Optimum, Verizon Come Out on Top in Customer Survey
June 19, 2009
According to J.D. Power, Optimum Business ranks highest in satisfying home-based and small to mid-size business customers with telecommunications data services, and Verizon's (News
) tops among customers in the large enterprise business segment.
After a sharp decline in satisfaction scores in the small/mid-size and large enterprise business segments between 2007 and 2008, overall satisfaction in both segments have increased in 2009, J.D. Power officials say, "driven by improvements in the billing and customer service factors." The results are in the latest J.D. Power and Associates 2009 Major Provider Business Telecommunications study.
With an index score of 654 on a 1,000-point scale, Optimum (News
) Business by Cablevision ranks highest in the home-based business segment.
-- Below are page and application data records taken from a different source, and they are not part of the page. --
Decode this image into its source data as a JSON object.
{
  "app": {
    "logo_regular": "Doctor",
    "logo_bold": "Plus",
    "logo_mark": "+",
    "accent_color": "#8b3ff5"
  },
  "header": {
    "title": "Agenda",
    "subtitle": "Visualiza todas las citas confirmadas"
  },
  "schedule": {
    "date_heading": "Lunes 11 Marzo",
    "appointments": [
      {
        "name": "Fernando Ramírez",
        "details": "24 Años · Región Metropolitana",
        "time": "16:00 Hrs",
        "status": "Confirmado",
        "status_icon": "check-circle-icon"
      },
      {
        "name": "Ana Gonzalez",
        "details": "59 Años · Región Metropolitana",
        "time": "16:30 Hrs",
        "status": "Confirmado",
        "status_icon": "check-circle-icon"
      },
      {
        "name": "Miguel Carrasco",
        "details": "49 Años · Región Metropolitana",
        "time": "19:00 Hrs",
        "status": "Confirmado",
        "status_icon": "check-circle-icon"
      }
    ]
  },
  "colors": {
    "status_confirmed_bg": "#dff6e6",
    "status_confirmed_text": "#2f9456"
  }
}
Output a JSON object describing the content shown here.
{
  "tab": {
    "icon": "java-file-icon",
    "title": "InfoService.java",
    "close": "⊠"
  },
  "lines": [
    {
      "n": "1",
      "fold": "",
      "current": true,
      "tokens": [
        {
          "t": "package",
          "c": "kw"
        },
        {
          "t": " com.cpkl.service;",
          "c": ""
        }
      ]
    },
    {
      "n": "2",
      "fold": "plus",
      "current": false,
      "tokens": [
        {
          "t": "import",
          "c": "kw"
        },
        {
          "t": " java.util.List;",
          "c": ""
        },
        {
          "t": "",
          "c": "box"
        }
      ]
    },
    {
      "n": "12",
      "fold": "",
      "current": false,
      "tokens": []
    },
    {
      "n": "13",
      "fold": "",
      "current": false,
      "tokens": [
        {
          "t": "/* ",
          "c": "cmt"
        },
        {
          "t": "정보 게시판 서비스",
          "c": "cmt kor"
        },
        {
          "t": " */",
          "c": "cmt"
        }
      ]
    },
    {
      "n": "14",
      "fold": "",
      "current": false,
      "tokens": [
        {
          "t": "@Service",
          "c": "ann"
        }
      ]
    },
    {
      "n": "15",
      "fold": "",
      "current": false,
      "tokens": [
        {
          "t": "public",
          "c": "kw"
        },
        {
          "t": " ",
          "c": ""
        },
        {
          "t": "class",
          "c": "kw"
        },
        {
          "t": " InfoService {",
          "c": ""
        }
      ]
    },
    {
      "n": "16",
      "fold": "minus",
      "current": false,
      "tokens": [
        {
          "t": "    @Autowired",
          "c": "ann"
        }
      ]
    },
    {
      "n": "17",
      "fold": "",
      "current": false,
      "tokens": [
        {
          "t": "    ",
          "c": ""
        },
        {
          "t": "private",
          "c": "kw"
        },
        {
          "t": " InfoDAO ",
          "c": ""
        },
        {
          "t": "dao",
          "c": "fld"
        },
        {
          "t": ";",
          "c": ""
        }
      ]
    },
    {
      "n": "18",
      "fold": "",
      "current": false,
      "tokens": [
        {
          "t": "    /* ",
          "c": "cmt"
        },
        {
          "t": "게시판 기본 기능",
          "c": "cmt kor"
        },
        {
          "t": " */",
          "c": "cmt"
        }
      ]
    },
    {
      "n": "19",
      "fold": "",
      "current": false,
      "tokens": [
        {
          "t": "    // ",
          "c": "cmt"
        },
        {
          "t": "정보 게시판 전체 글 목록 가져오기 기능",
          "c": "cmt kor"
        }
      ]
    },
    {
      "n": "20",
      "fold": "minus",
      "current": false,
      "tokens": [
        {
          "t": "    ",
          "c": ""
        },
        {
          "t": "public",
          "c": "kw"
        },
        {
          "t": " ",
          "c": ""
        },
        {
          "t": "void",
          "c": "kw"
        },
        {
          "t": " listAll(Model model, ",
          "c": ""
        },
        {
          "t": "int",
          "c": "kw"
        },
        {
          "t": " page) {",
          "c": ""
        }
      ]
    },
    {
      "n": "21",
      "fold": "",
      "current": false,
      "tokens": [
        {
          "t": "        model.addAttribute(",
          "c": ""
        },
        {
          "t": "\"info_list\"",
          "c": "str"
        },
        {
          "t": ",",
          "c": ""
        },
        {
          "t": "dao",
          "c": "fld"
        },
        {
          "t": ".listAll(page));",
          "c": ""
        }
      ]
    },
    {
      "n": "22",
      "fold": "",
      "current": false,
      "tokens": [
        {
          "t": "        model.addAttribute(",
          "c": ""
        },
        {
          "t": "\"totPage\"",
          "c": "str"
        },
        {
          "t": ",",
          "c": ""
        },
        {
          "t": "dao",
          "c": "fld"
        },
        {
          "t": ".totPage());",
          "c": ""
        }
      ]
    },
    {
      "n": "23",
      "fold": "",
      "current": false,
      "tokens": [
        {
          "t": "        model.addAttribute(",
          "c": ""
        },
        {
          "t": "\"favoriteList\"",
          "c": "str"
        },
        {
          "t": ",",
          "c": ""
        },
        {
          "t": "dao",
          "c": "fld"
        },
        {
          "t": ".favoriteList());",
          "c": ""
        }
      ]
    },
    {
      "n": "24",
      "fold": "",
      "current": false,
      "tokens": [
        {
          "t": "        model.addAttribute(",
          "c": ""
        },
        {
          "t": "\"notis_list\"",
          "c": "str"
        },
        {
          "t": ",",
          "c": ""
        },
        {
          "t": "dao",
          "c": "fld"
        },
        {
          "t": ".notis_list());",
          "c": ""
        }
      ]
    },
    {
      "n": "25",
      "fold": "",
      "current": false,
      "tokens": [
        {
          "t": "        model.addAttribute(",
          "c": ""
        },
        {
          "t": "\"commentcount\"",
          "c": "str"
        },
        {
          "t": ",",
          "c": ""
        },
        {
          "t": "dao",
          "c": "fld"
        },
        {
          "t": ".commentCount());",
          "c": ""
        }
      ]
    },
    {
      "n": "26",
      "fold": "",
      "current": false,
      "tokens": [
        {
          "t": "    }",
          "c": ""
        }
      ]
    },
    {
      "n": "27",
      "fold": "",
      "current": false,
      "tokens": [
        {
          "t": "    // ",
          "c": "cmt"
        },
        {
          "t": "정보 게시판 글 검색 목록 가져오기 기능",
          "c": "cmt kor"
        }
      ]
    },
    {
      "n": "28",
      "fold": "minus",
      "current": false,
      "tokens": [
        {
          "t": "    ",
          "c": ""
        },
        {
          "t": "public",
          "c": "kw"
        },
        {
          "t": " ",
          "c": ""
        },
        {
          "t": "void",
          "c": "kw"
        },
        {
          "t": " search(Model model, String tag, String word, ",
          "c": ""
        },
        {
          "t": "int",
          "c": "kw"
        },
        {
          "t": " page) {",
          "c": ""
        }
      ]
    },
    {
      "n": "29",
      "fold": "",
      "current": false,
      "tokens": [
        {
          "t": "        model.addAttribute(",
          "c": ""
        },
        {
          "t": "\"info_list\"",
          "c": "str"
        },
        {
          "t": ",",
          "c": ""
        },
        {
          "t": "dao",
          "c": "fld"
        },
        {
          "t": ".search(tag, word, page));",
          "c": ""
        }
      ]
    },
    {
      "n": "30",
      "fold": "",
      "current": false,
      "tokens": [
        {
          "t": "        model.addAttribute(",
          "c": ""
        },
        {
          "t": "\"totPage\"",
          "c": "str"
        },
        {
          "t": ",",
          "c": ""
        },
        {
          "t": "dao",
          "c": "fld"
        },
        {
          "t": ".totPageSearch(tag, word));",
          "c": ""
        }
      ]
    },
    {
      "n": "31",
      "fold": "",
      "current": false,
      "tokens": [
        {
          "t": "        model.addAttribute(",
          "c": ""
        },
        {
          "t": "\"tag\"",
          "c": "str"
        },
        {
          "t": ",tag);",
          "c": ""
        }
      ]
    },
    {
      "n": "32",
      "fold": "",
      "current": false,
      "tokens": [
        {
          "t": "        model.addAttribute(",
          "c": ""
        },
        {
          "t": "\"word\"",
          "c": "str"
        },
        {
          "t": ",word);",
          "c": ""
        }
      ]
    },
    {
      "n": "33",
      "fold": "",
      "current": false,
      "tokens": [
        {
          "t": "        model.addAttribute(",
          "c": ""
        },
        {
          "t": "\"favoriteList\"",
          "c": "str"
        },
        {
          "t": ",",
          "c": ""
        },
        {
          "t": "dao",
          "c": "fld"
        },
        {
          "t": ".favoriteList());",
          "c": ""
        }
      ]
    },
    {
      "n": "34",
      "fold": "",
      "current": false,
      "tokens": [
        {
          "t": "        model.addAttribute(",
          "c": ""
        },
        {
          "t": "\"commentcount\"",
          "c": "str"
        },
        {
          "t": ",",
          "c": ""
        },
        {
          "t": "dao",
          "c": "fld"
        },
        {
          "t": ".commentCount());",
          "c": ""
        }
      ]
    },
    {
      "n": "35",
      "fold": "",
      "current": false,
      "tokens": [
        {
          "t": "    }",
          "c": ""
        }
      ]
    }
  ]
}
The study found that Optimum Business performed well in performance and reliability, and picked up kudos for offerings and promotions. Silver and bronze went to Cox (News
) Communications (637) and EMBARQ (629).
Optimum Business also took top honors for the small/mid-size business segment with a score of 673, performing particularly well in sales representatives/account executives, billing, cost of service and offerings and promotions. J.D. Power characterized these particular categories as "four of the six factors driving satisfaction."
In the large enterprise business segment, Verizon ranks highest in customer satisfaction with a score of 694, performing particularly well in performance and reliability, sales representatives/account executives, customer service, cost of service and offerings and promotions. Time Warner (News
) Cable came in second with 677.
In more good news, the study found a "considerable decline" in the percentage of small/mid-size and large enterprise business customers who said they had "difficulty understanding the customer service representative," which includes a lack of understanding of the problem by the customer service representative and issues with the clarity of a customer service representative's response.
Sixteen percent report having experienced this problem, compared with 23 percent in 2008. Among large enterprise business customers this went from 26 percent to 13 percent.David Sims is a contributing editor for TMCnet. To read more of David’s articles, please visit his columnist page. He also blogs for TMCnet here.
"The sharp decline in communication-related problems between customer service representatives and their clients is just another example of how strong internal training programs pay long-term dividends for business services providers," said Perazzini. "These results are particularly impressive considering that there were no major differences in network outage performance between 2008 and 2009."
Edited by Stefania Viscusi